Contrary to popular belief, journalism and public media are not dead — at least according to Vivian Schiller.

Schiller, the president and CEO of National Public Radio, spoke to an audience of about 50 at a Davenport College Master’s Tea on Monday. She debunked popular fears about the decline of journalism in America and advised news organizations not to rely on old models, but rather to embrace new technologies.

Schiller, who previously served as vice president and general manager of The New York Times’ Web site, joined NPR in 2009 with more than 20 years of journalism experience. She opened her talk with discouraging statistics about the current state of journalism and the media, including the recent loss of tens of thousands of newsroom jobs. But rather than using the statistics to support the widely held belief that the business of news media is in decline, Schiller said the business is in the middle of a revolution.

“It’s really thrilling. The entire industry is changing in front of our eyes,” she said. “Twenty years from now, we’ll look back to today and say, ‘That’s when the innovations happened.’ ”

Schiller argued that it is not journalism itself but the current business model of journalism that is in crisis . She said news media organizations should stop looking back at the “good old days” and realize that robust experimentation, innovation and reinvention are the keys to a successful future for public media.

One of the biggest myths today, according to Schiller, is the belief that the Internet is the worst thing to happen to journalism. This could not be further from the truth, Schiller said.

“The Internet is the most exciting tool for the free flow of sharing information since the printing press,” she said.

Schiller said that not only are the Internet and social media compatible with serious journalism, but both can help news media to reach their audiences in a way that was never before thought possible.

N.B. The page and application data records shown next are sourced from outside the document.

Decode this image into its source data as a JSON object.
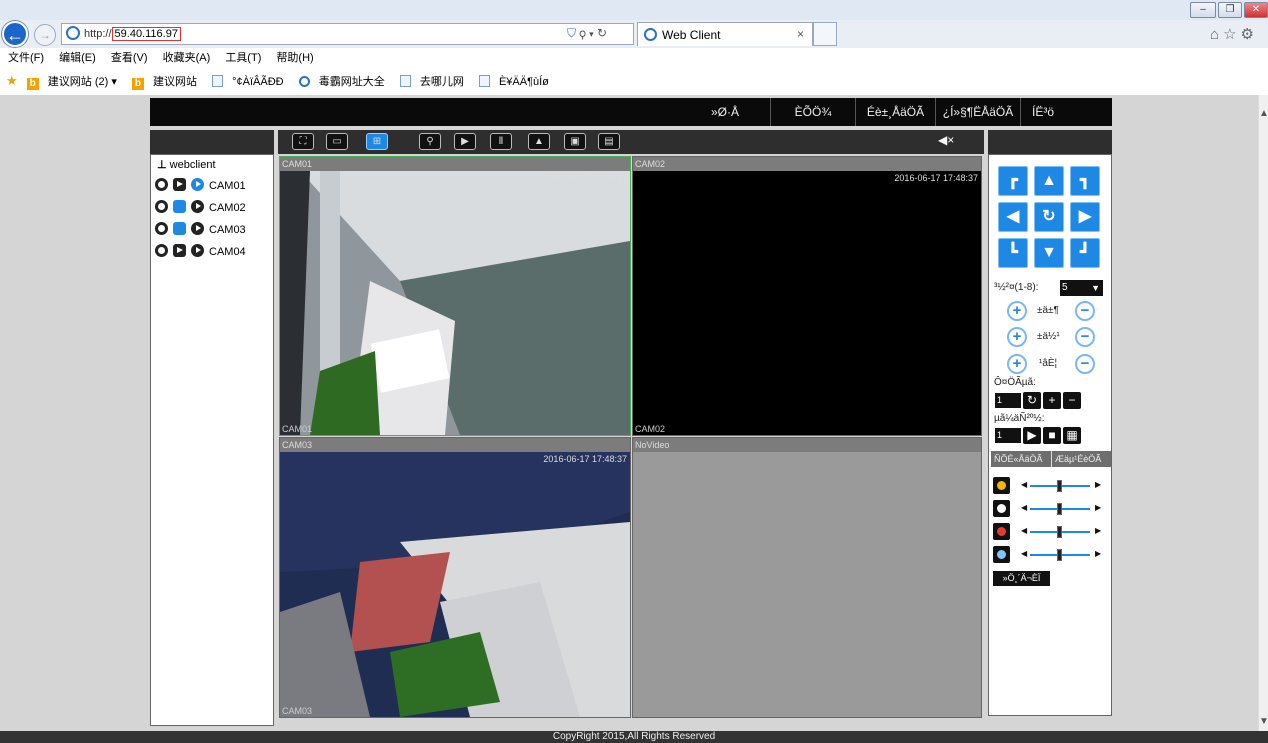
{
  "browser": {
    "url_prefix": "http://",
    "url_host": "59.40.116.97",
    "tab_title": "Web Client",
    "tab_close": "×",
    "window_buttons": [
      "–",
      "❐",
      "✕"
    ],
    "menu": [
      "文件(F)",
      "编辑(E)",
      "查看(V)",
      "收藏夹(A)",
      "工具(T)",
      "帮助(H)"
    ],
    "favorites": [
      {
        "label": "建议网站 (2) ▾",
        "icon": "bing-icon"
      },
      {
        "label": "建议网站",
        "icon": "bing-icon"
      },
      {
        "label": "°¢ÀïÂÃÐÐ",
        "icon": "page-icon"
      },
      {
        "label": "毒霸网址大全",
        "icon": "ie-icon"
      },
      {
        "label": "去哪儿网",
        "icon": "page-icon"
      },
      {
        "label": "È¥ÄÄ¶ùÍø",
        "icon": "page-icon"
      }
    ]
  },
  "app": {
    "nav": [
      "»Ø·Å",
      "ÈÕÖ¾",
      "Éè±¸ÅäÖÃ",
      "¿Í»§¶ËÅäÖÃ",
      "ÍË³ö"
    ],
    "tree_root": "webclient",
    "cameras": [
      {
        "name": "CAM01",
        "buttons": [
          "rec",
          "play",
          "circblue"
        ]
      },
      {
        "name": "CAM02",
        "buttons": [
          "rec",
          "blue",
          "circplay"
        ]
      },
      {
        "name": "CAM03",
        "buttons": [
          "rec",
          "blue",
          "circplay"
        ]
      },
      {
        "name": "CAM04",
        "buttons": [
          "rec",
          "play",
          "circplay"
        ]
      }
    ],
    "toolbar_icons": [
      "fullscreen-icon",
      "single-view-icon",
      "quad-view-icon",
      "zoom-icon",
      "play-icon",
      "pause-icon",
      "snapshot-icon",
      "record-icon",
      "record-all-icon"
    ],
    "mute_icon": "mute-icon",
    "video": [
      {
        "header": "CAM01",
        "timestamp": "2016-06-17 17:48:37",
        "footer": "CAM01",
        "selected": true
      },
      {
        "header": "CAM02",
        "timestamp": "2016-06-17 17:48:37",
        "footer": "CAM02",
        "selected": false
      },
      {
        "header": "CAM03",
        "timestamp": "2016-06-17 17:48:37",
        "footer": "CAM03",
        "selected": false
      },
      {
        "header": "NoVideo",
        "timestamp": "",
        "footer": "",
        "selected": false
      }
    ],
    "ptz": {
      "speed_label": "³½²¤(1-8):",
      "speed_value": "5",
      "zoom_label": "±ä±¶",
      "focus_label": "±ä½¹",
      "iris_label": "¹âÈ¦",
      "preset_label": "Ô¤ÖÃµã:",
      "preset_value": "1",
      "cruise_label": "µã¼äÑ²º½:",
      "cruise_value": "1"
    },
    "image_tabs": [
      "ÑÕÉ«ÅäÖÃ",
      "Æäµ¹ÉèÖÃ"
    ],
    "sliders": [
      {
        "icon": "brightness-icon",
        "value": 0.5
      },
      {
        "icon": "contrast-icon",
        "value": 0.5
      },
      {
        "icon": "saturation-icon",
        "value": 0.5
      },
      {
        "icon": "hue-icon",
        "value": 0.5
      }
    ],
    "reset_label": "»Ö¸´Ä¬ÈÏ",
    "footer": "CopyRight 2015,All Rights Reserved"
  }
}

According to Schiller, NPR is the most “re-Tweeted” news source on the popular networking site,, meaning the site’s users often post links to NPR stories. This indicates new levels of audience participation, she said.

“They feel so engaged with us this way,” she said. “It makes them want to participate more.”

To demonstrate, Schiller pointed to an October news story about a boy who was said to be floating in an air balloon his father built. Schiller read comments from NPR’s Web site, in which a few readers posted complicated mathematical equations that proved that a little boy could not be lifted by the air balloon. The readers reached the conclusion that the boy’s alleged flight was mathematically impossible before the news of the balloon’s empty landing even reached news sources.

“The potential for harnessing the collective intellectual power of an audience that is engaged with their news source is staggering,” Schiller said.

Schiller said she embraces technological advancement, and she spoke excitedly about the release of the iPad, which she said is the first portable digital device that can properly serve as a replacement for a newspaper.

Although she said she believes big national newspapers such as The New York Times will weather the movement away from print journalism, she still speculated that technology will mostly replace the business of printed news. Whether in print or online, she said, all that matters is that people get their news — even if it’s on an iPad.

Two students interviewed both said they found Schiller refreshing. Reuben Hendler ’13 said Schiller’s optimistic attitude toward the news industry’s future was encouraging.

Amira Valliani ’10, former executive director of the on-campus publication The Globalist, said she thought the talk presented a valuable point of view on the subject of media.

“We have a lot of written journalism going on at Yale, but you don’t hear a lot about media sources such as the radio,” Valliani said. “It was really interesting to hear from someone who comes from a totally different angle.”